Problem requirements: What is needed here is each entry reproduced exactly, without its pictures.

Task material:
┄┄┄┄┄┄
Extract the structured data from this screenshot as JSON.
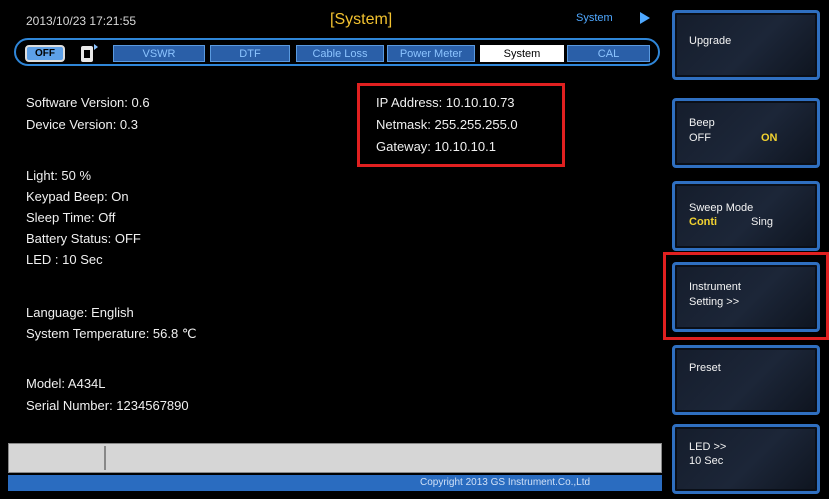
{
  "header": {
    "datetime": "2013/10/23 17:21:55",
    "title": "[System]",
    "breadcrumb": "System"
  },
  "tabs": {
    "off_label": "OFF",
    "items": [
      "VSWR",
      "DTF",
      "Cable Loss",
      "Power Meter",
      "System",
      "CAL"
    ],
    "active": "System"
  },
  "info": {
    "software_version": "Software Version: 0.6",
    "device_version": "Device Version: 0.3",
    "ip_address": "IP Address: 10.10.10.73",
    "netmask": "Netmask: 255.255.255.0",
    "gateway": "Gateway: 10.10.10.1",
    "light": "Light: 50 %",
    "keypad_beep": "Keypad Beep: On",
    "sleep_time": "Sleep Time: Off",
    "battery_status": "Battery Status: OFF",
    "led": "LED : 10 Sec",
    "language": "Language: English",
    "system_temperature": "System Temperature: 56.8 ℃",
    "model": "Model: A434L",
    "serial_number": "Serial Number: 1234567890"
  },
  "softkeys": {
    "upgrade": "Upgrade",
    "beep_label": "Beep",
    "beep_off": "OFF",
    "beep_on": "ON",
    "sweep_label": "Sweep Mode",
    "sweep_conti": "Conti",
    "sweep_sing": "Sing",
    "instrument_line1": "Instrument",
    "instrument_line2": "Setting >>",
    "preset": "Preset",
    "led_line1": "LED >>",
    "led_line2": "10 Sec"
  },
  "footer": {
    "copyright": "Copyright 2013 GS Instrument.Co.,Ltd"
  },
  "colors": {
    "accent_blue": "#2f86d8",
    "highlight_red": "#e02020",
    "title_yellow": "#f2c230"
  }
}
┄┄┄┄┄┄
Answer space:
Extract the structured data from this screenshot as JSON.
{
  "header": {
    "datetime": "2013/10/23 17:21:55",
    "title": "[System]",
    "breadcrumb": "System"
  },
  "tabs": {
    "off_label": "OFF",
    "items": [
      "VSWR",
      "DTF",
      "Cable Loss",
      "Power Meter",
      "System",
      "CAL"
    ],
    "active": "System"
  },
  "info": {
    "software_version": "Software Version: 0.6",
    "device_version": "Device Version: 0.3",
    "ip_address": "IP Address: 10.10.10.73",
    "netmask": "Netmask: 255.255.255.0",
    "gateway": "Gateway: 10.10.10.1",
    "light": "Light: 50 %",
    "keypad_beep": "Keypad Beep: On",
    "sleep_time": "Sleep Time: Off",
    "battery_status": "Battery Status: OFF",
    "led": "LED : 10 Sec",
    "language": "Language: English",
    "system_temperature": "System Temperature: 56.8 ℃",
    "model": "Model: A434L",
    "serial_number": "Serial Number: 1234567890"
  },
  "softkeys": {
    "upgrade": "Upgrade",
    "beep_label": "Beep",
    "beep_off": "OFF",
    "beep_on": "ON",
    "sweep_label": "Sweep Mode",
    "sweep_conti": "Conti",
    "sweep_sing": "Sing",
    "instrument_line1": "Instrument",
    "instrument_line2": "Setting >>",
    "preset": "Preset",
    "led_line1": "LED >>",
    "led_line2": "10 Sec"
  },
  "footer": {
    "copyright": "Copyright 2013 GS Instrument.Co.,Ltd"
  },
  "colors": {
    "accent_blue": "#2f86d8",
    "highlight_red": "#e02020",
    "title_yellow": "#f2c230"
  }
}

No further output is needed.